August 1, 2017
It has been 6 months since CBC released statistics about police/street checks* in Halifax. Since that time, many members of the Black community in Halifax have been unequivocal in their demand for an immediate moratorium on street checks. Instead, the police released an interim report in mid June committing to empty actions, such as continued analysis of street check data, and refusing to admit that street checks are a problem.
In the meantime, African Nova Scotians continue to be three times more likely to be stopped by police for random police checks than other groups.
Solidarity Halifax considers it an outrage that the police force has chosen not to listen to the countless voices from the Black community who continue to call for a moratorium. As an organization, we urge all people to take responsibility and not allow this issue to fall solely on the shoulders of the Black community. White people benefit every day from structural inequality, and to fail to speak out against street checks is to continue to prop up a racist system.
Solidarity Halifax calls on allies of the Black community to contact the Halifax Regional Police on Tuesday August 1st, (902-490-5154 or https://www.halifax.ca/fire-police/police/contact-us).
Help make this summer the end of street checks by starting the calls and emails while watching for further actions on this issue.
Please see suggested template for an email below:
Dear Chief Jean-Michel Blais,
I am writing this email/ making this phone call to express my disappointment and outrage with the response of the Halifax Regional Police regarding the issue of street checks.
I demand that the Halifax Regional Police (HRP) stop the practice of systemically racist street checks that disproportionally targets members of the Black community. This evidence is reflected in the HRP street check data. As of June, the HRP has only committed to continued analysis of this data, and refuses to admit that systemically racist street checks are a problem. The Black community has called for a moratorium on these street checks yet the HRP has to date ignored this request.
It is imperative that the HRP acknowledge and address systemic racism in Nova Scotia, and specifically within the police force and the criminal legal system.
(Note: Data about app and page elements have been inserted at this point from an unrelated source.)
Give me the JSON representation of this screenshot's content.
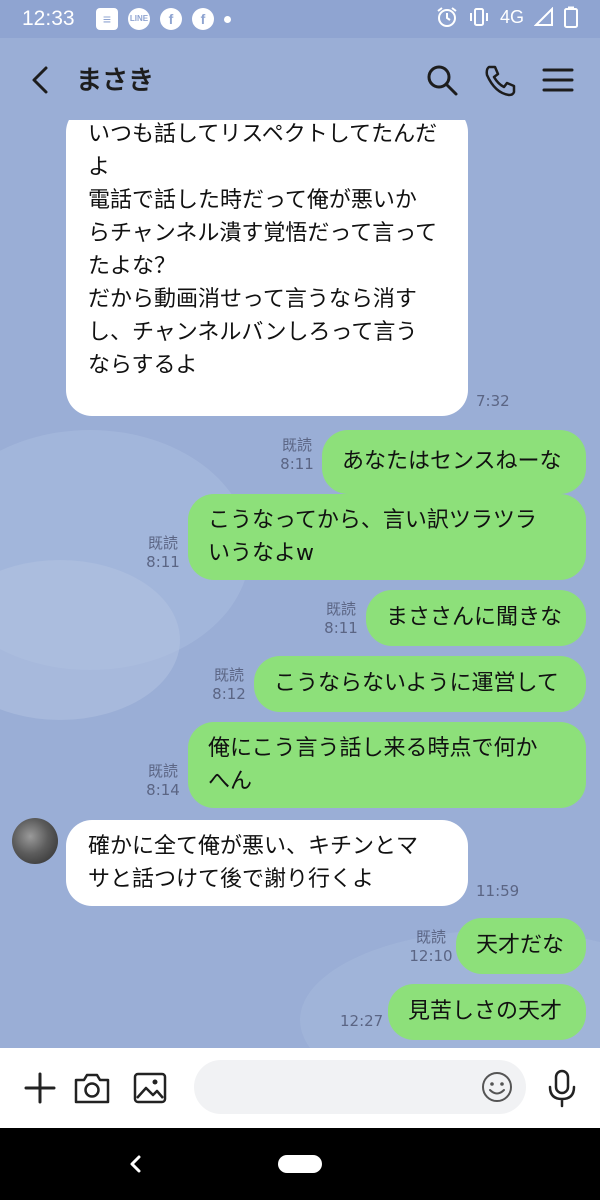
{
  "status_bar": {
    "time": "12:33",
    "network": "4G"
  },
  "header": {
    "title": "まさき"
  },
  "messages": [
    {
      "side": "left",
      "text": "いつも話してリスペクトしてたんだ\nよ\n電話で話した時だって俺が悪いか\nらチャンネル潰す覚悟だって言って\nたよな？\nだから動画消せって言うなら消す\nし、チャンネルバンしろって言う\nならするよ",
      "time": "7:32"
    },
    {
      "side": "right",
      "text": "あなたはセンスねーな",
      "read": "既読",
      "time": "8:11"
    },
    {
      "side": "right",
      "text": "こうなってから、言い訳ツラツラ\nいうなよw",
      "read": "既読",
      "time": "8:11"
    },
    {
      "side": "right",
      "text": "まささんに聞きな",
      "read": "既読",
      "time": "8:11"
    },
    {
      "side": "right",
      "text": "こうならないように運営して",
      "read": "既読",
      "time": "8:12"
    },
    {
      "side": "right",
      "text": "俺にこう言う話し来る時点で何か\nへん",
      "read": "既読",
      "time": "8:14"
    },
    {
      "side": "left",
      "text": "確かに全て俺が悪い、キチンとマ\nサと話つけて後で謝り行くよ",
      "time": "11:59"
    },
    {
      "side": "right",
      "text": "天才だな",
      "read": "既読",
      "time": "12:10"
    },
    {
      "side": "right",
      "text": "見苦しさの天才",
      "time": "12:27"
    }
  ],
  "input": {
    "placeholder": ""
  }
}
One step towards this is by ending systemically racist street check practices by officers in the HRP.
I look forward to learning of a just response from the HRP that addresses these concerns regarding street checks.